A Franciscan friar steals Cunégonde’s jewels. Despite his agreement with Pangloss’s philosophy that “the fruits of the earth are a common heritage of all,” Candide nonetheless laments the loss. Candide and Cunégonde sell one horse and travel to Cadiz, where they find troops preparing to sail to the New World. Paraguayan Jesuit priests have incited an Indian tribe to rebel against the kings of Spain and Portugal. Candide demonstrates his military experience to the general, who promptly makes him a captain. Candide takes Cunégonde, the old woman, and the horses with him, and predicts that it is the New World that will prove to be the best of all possible worlds. But Cunégonde claims to have suffered so much that she has almost lost all hope. The old woman admonishes Cunégonde for complaining because Cunégonde has not suffered as much as she has.
Readers have proposed various interpretations of Jacques’s death. His death could represent Voltaire’s criticism of the optimistic belief that evil is always balanced by good. Jacques, who is good, perishes while saving the sailor, who is selfish and evil; the result is not a balance but a case of evil surviving good. Jacques’s death could also represent the uselessness of Christian values. Continually referred to as “the Anabaptist,” Jacques is an altruist who does not change society for the better; he ends up a victim of his own altruism.
Pangloss responds to Jacques’s death by asserting that the bay outside Lisbon had been formed “expressly for this Anabaptist to drown in.” This argument is a parody of the complacent reasoning of optimistic philosophers. Convinced that the world God created must necessarily be perfectly planned and executed, optimists end up drawing far-fetched and unlikely connections between apparently unrelated events, such as the formation of a bay and the drowning of Jacques.
Voltaire bases the earthquake in Candide on an actual historical event that affected him deeply. A devastating earthquake on November 1, 1755—All Saints’ Day—leveled Lisbon and killed over 30,000 people, many of whom died while praying in church. The earthquake challenged a number of Enlightenment thinkers’ optimistic views of the world.
The sailor’s debauchery amid the groans of the wounded represents indifference in the face of evil. Voltaire strongly condemned indifference, and his belief that human inaction allows suffering to continue is evident in his depictions of the sailor and Pangloss. At one point, when Candide is knocked down by rubble and begs Pangloss to bring him wine and oil, Pangloss ignores Candide’s request and rambles on about the causes and ultimate purpose of the earthquake. Voltaire proposes a fundamental similarity between Pangloss’s behavior and the sailor’s actions. The sailor’s sensual indulgence in the face of death is grotesque and inhumane.
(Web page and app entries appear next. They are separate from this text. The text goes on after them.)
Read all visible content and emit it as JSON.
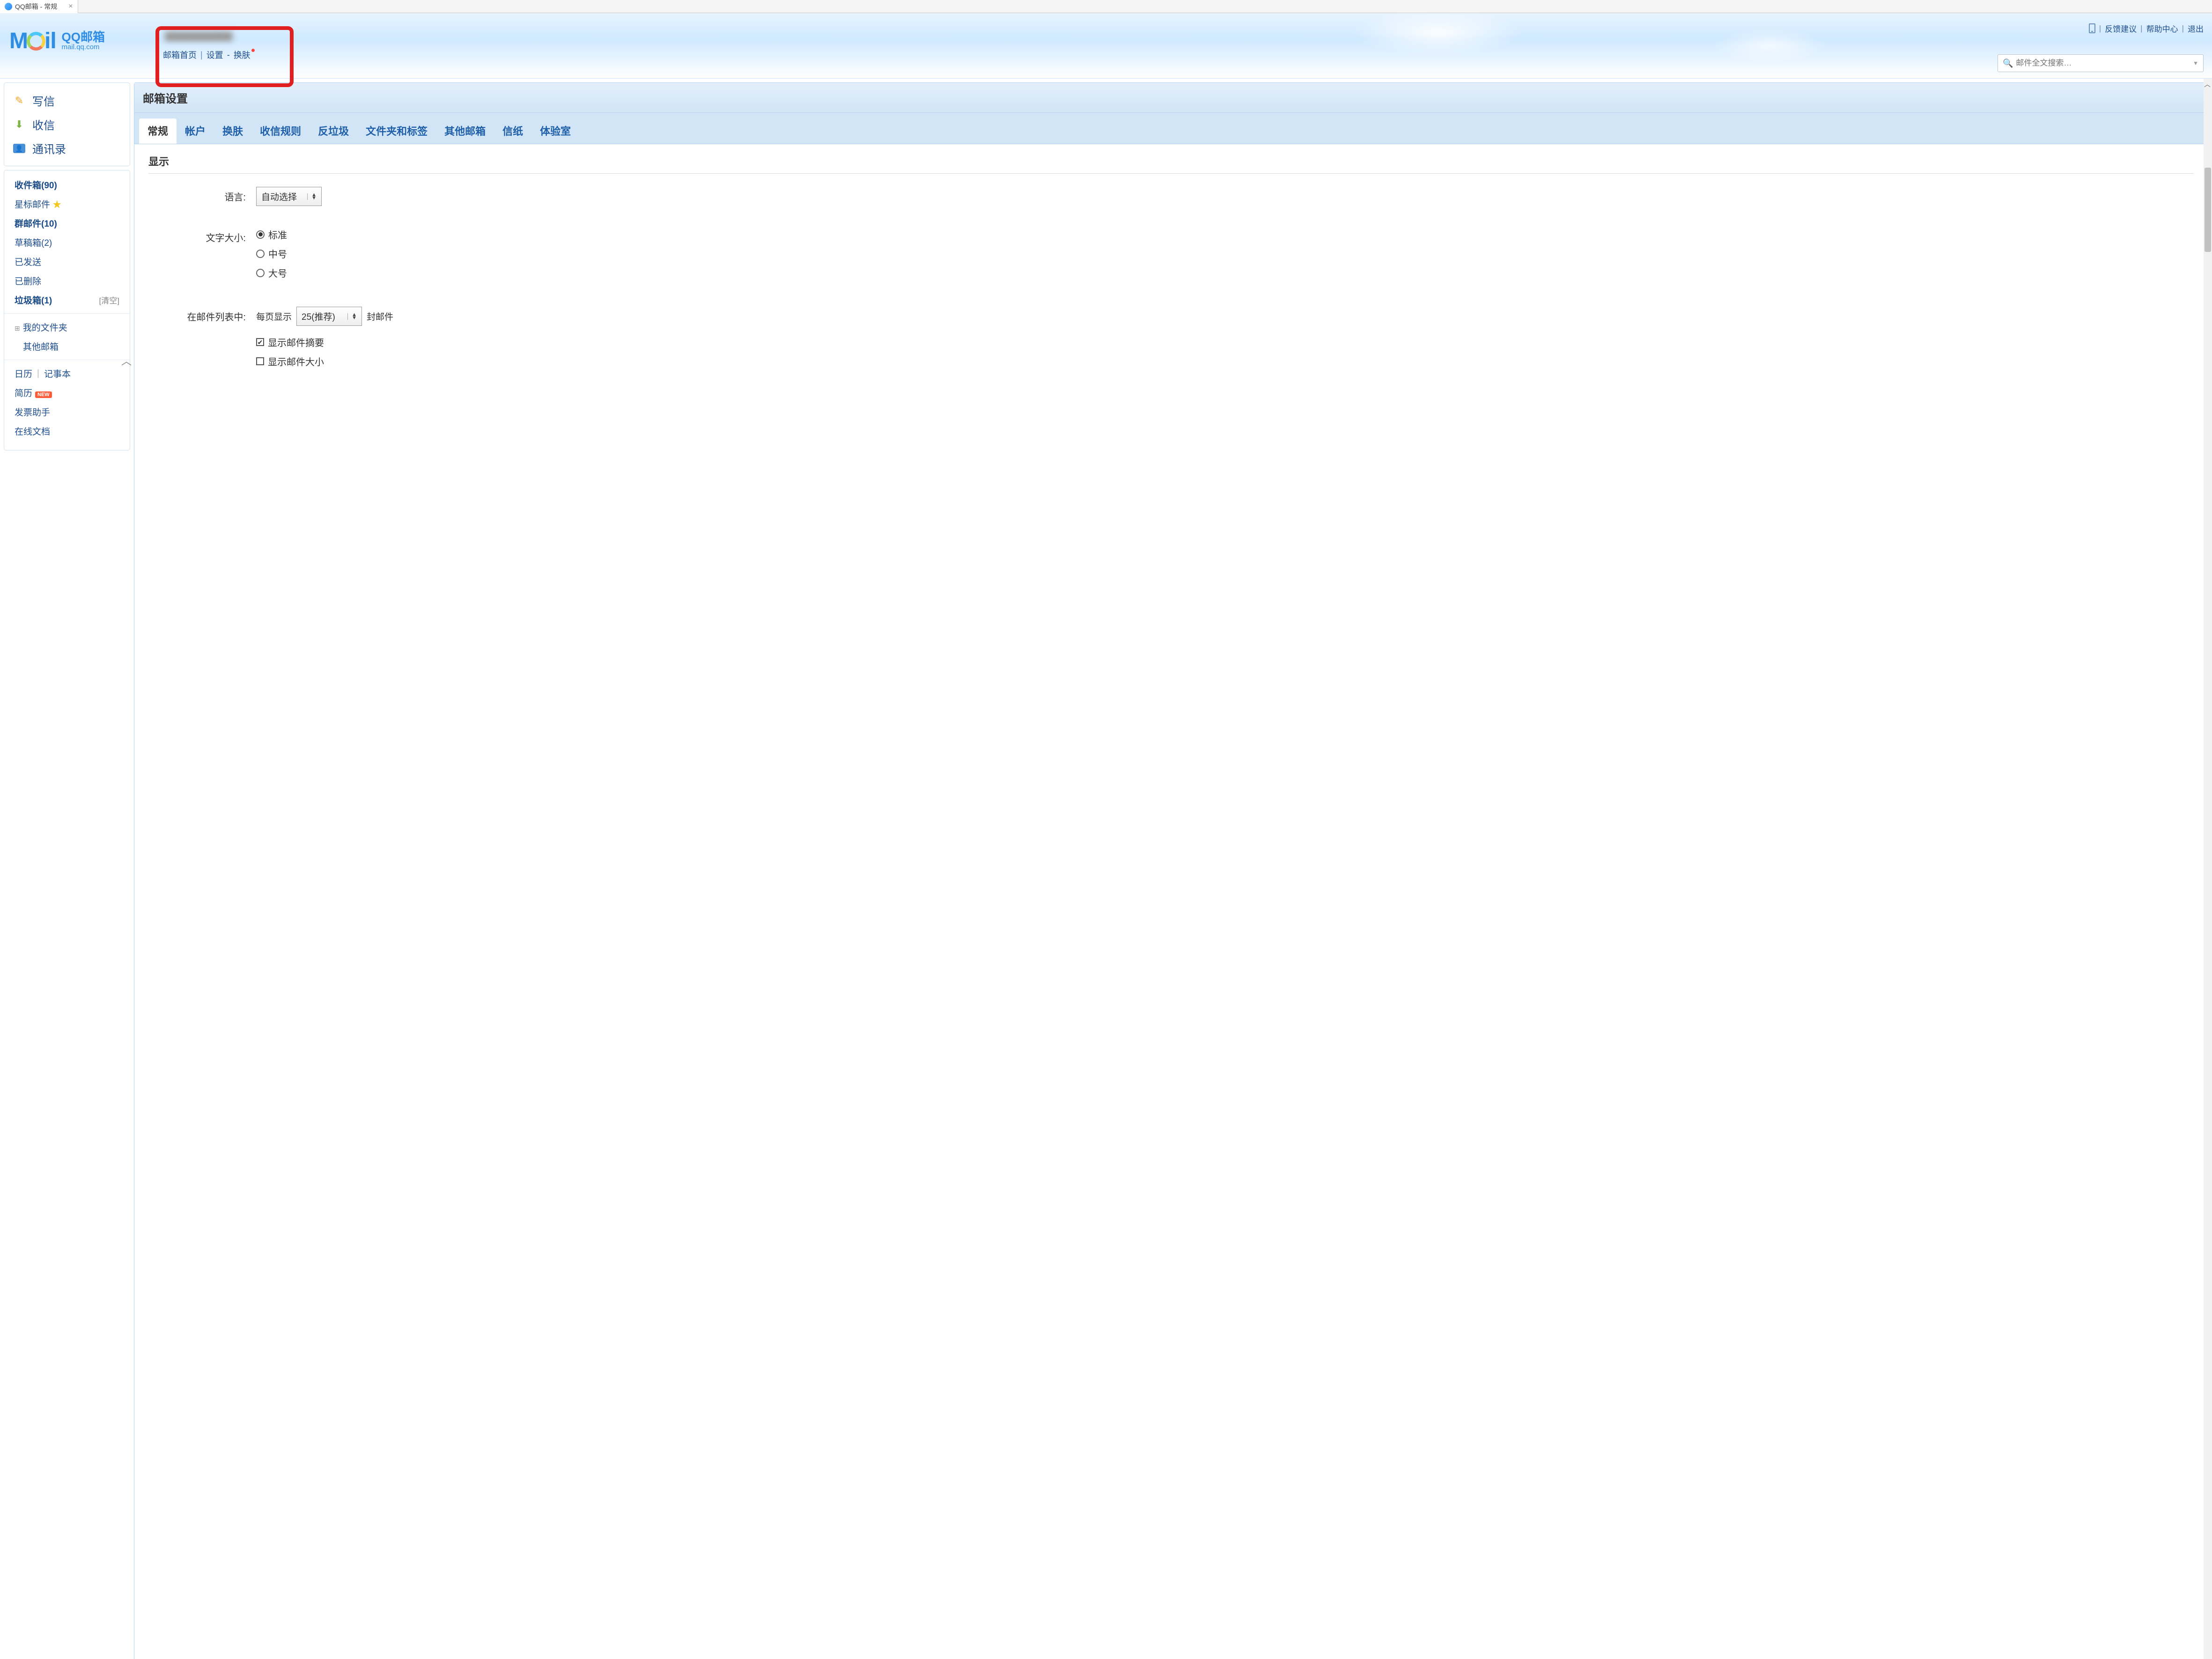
{
  "browser": {
    "tab_title": "QQ邮箱 - 常规"
  },
  "logo": {
    "text_main": "Mail",
    "text_cn": "QQ邮箱",
    "text_en": "mail.qq.com"
  },
  "top_links": {
    "feedback": "反馈建议",
    "help": "帮助中心",
    "logout": "退出"
  },
  "nav": {
    "home": "邮箱首页",
    "settings": "设置",
    "skin": "换肤"
  },
  "search": {
    "placeholder": "邮件全文搜索…"
  },
  "sidebar": {
    "compose": "写信",
    "receive": "收信",
    "contacts": "通讯录",
    "folders": {
      "inbox": "收件箱(90)",
      "starred": "星标邮件",
      "group": "群邮件(10)",
      "drafts": "草稿箱(2)",
      "sent": "已发送",
      "deleted": "已删除",
      "trash": "垃圾箱(1)",
      "trash_clear": "[清空]",
      "my_folders": "我的文件夹",
      "other_mail": "其他邮箱",
      "calendar": "日历",
      "notes": "记事本",
      "resume": "简历",
      "resume_badge": "NEW",
      "invoice": "发票助手",
      "online_docs": "在线文档"
    }
  },
  "settings": {
    "panel_title": "邮箱设置",
    "tabs": [
      "常规",
      "帐户",
      "换肤",
      "收信规则",
      "反垃圾",
      "文件夹和标签",
      "其他邮箱",
      "信纸",
      "体验室"
    ],
    "active_tab": "常规",
    "section_display": "显示",
    "language": {
      "label": "语言:",
      "value": "自动选择"
    },
    "font_size": {
      "label": "文字大小:",
      "options": [
        "标准",
        "中号",
        "大号"
      ],
      "selected": "标准"
    },
    "mail_list": {
      "label": "在邮件列表中:",
      "per_page_prefix": "每页显示",
      "per_page_value": "25(推荐)",
      "per_page_suffix": "封邮件",
      "show_summary": "显示邮件摘要",
      "show_summary_checked": true,
      "show_size": "显示邮件大小",
      "show_size_checked": false
    }
  }
}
While less grotesque, Pangloss’s philosophizing is no better, because it too gets in the way of any meaningful, useful response to the disaster.
The auto-da-fé, or act of faith, was the Inquisition’s practice of burning heretics alive. Beginning in the Middle Ages, the officials of the Inquisition systematically tortured and murdered tens of thousands of people on the slightest suspicion of heresy against orthodox Christian doctrine. Jews, Protestants, Muslims, and accused witches were victims of this organized campaign of violence. Like many Enlightenment intellectuals, Voltaire was appalled by the barbarism and superstition of the Inquisition, and by the religious fervor that inspired it.